Although this bunker’s construction is surrounded by mystery and debate, the tunnels underneath South London still prove to be an interesting look into the past.
I was asked fairly last minute to join this tour, but I’m so glad I did. Hidden History Tours operate visits to derelict, lesser known and hidden locations of historical significance. Today’s tour was of Ashley Road Deep Shelter, a bunker tucked away in woodland on the outskirts of Epsom.
The group of us gathered at the edge of a wooded area, sunlight slicing through the branches as rainwater that had recently fallen dripped from the leaves down onto us. We were welcomed to the tour and before long were walking down the gentle gradient towards the bunker’s doorway that sat embedded in a cliff face in front of us.

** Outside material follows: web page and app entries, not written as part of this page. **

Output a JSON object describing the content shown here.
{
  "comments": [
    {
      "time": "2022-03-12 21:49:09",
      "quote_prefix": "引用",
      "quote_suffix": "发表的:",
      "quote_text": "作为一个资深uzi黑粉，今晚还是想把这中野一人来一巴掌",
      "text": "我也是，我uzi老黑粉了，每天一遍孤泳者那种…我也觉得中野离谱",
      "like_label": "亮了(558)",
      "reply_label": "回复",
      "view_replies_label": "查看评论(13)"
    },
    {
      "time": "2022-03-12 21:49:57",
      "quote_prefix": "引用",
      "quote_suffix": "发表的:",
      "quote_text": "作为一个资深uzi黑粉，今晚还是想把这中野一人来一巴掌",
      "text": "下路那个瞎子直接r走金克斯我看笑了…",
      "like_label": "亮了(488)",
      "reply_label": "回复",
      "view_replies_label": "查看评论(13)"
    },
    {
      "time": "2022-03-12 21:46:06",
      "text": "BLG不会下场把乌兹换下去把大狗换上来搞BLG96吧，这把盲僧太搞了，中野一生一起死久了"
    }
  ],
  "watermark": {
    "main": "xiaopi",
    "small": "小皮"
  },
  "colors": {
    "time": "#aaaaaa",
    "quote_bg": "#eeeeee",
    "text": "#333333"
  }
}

In 1937, it is thought that a member of the Durdans family, theorised (and most likely to be) the eccentric Lady Sybil Grant, started the some form of underground constrcution on the site. The purpose of this underground bunker has remained elusive and lost to history as the project was private rather than public. While it’s possible there could be documentation which explains the bunkers original purpose, it hasn’t been found yet and all we can do in the modern day is speculate.

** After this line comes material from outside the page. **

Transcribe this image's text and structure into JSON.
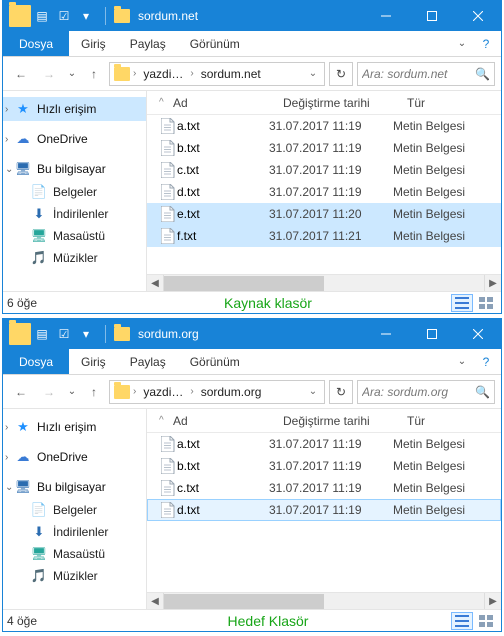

Theories about the bunker’s original construction range from an extension of the London Underground (highly unlikely), to being a mausoleum (a bit less unlikely) to being a private air raid shelter (the most likely explanation). With the Second World War looming, many people had taken to constructing their own private Anderson Air Raid shelters, this was just another shelter built in the run up to the biggest conflict the world was yet to see.
A local journalist we met on the tour was convinced the bunker was constructed as a private shelter with the charitable aim of protecting as many people from German air raid bombs. Regardless of the reason, Epsom council requisitioned the land in 1941. Records show that the price of building the bunker (£26,658, ~£1,3 million in today’s money) to the specification it stands today was very low, supporting the rumours that there was already some kind of underground construction on the site. Taking only one year to erect, the shelter could accommodate 1500 people, though it wasn’t completed in time to offer protection from the Blitz.

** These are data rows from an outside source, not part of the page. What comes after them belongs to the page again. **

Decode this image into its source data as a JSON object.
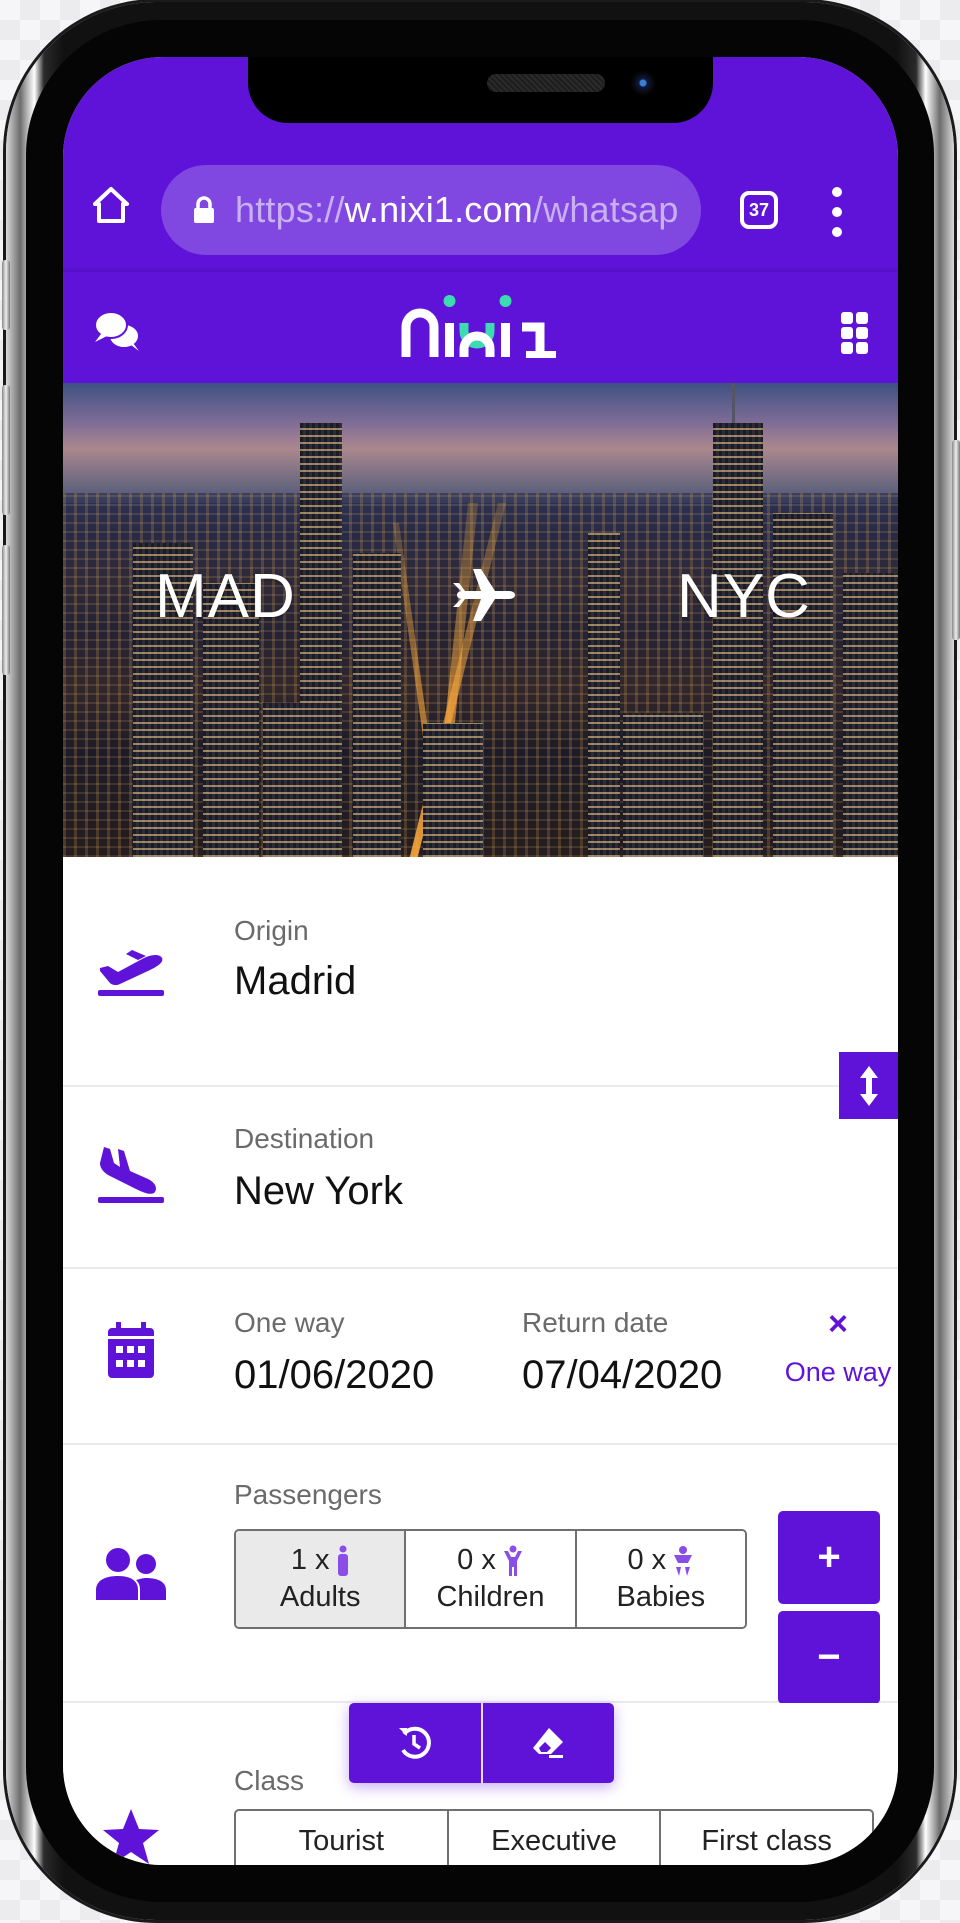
{
  "browser": {
    "url_scheme": "https://",
    "url_host": "w.nixi1.com",
    "url_path": "/whatsap",
    "tab_count": "37"
  },
  "app": {
    "brand": "nixi1",
    "brand_colors": {
      "primary": "#5f12d8",
      "accent": "#3ddbb0"
    }
  },
  "hero": {
    "origin_code": "MAD",
    "destination_code": "NYC"
  },
  "form": {
    "origin": {
      "label": "Origin",
      "value": "Madrid"
    },
    "destination": {
      "label": "Destination",
      "value": "New York"
    },
    "dates": {
      "departure_label": "One way",
      "departure_value": "01/06/2020",
      "return_label": "Return date",
      "return_value": "07/04/2020",
      "one_way_button": "One way",
      "one_way_icon": "×"
    },
    "passengers": {
      "label": "Passengers",
      "groups": [
        {
          "count": "1 x",
          "name": "Adults",
          "selected": true
        },
        {
          "count": "0 x",
          "name": "Children",
          "selected": false
        },
        {
          "count": "0 x",
          "name": "Babies",
          "selected": false
        }
      ],
      "increment": "+",
      "decrement": "−"
    },
    "class": {
      "label": "Class",
      "options": [
        "Tourist",
        "Executive",
        "First class"
      ]
    }
  }
}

Back to the modern day, we stepped through the door frame and underground. The entrance corridor snaked left and right before straightening out, airsoft banners draped the walls. Directly ahead of us was a thick brick blast wall. We all manoeuvred around it and faced down into the bunker.
Back in the war, the bunker was referred to as a damp and crammed space. Being inside today, it was easy to imagine how crammed it must have been back in the day. Even with our small tour group, it wasn’t the biggest space to move around in and when you factor everything the bunker would have needed to be functional, such as rations, beds, technical equipment and of course: people, suddenly the idea of what wartime folk must’ve faced became very real.
As we made our way deeper in the grid-layout of the bunker, the brick arches that were keeping us from being crushed made way for metal sheets, before finally becoming purely chalk rock that had been excavated, with nothing but a net to prevent stones from knocking you on the head.
Our guide was very thorough with his tour, giving us local testimonial from the war, history about the bunker and local area from during the war up to the present day, photographs and even video footage which showed what wartime England was like for those who would’ve used this bunker as refuge.
One thing our tour guide explained in great detail was what exactly it was the people here needed protecting from, the V1, the V2, incendiary bombs, chemical bombs, gas bombs, the lot. Hearing the testimonials of how people would listen for the buzzing, screeching and whine of the bombs and planes really brought you back to the resolute of how many lives this bunker saved. It’s hard to imagine the children of that time staring at the sky, watching a plane go by and quietly thinking to themselves if it was a British plane or if they needed to run for their lives.
Normally during Urban Explores, it’s the little details that reveal the story of somewhere, the things which are left behind normally tell stories about the place, the people that lived, stayed or worked there and what happened. Very rarely is such history laid out in such a clear format, from the mysterious start to the modern history of the bunker being used for airsoft. If you get the chance to take a tour of Ashley Road Air Raid Shelter, we can’t recommend it enough.
Last Updated on 15 November 2023 by Michael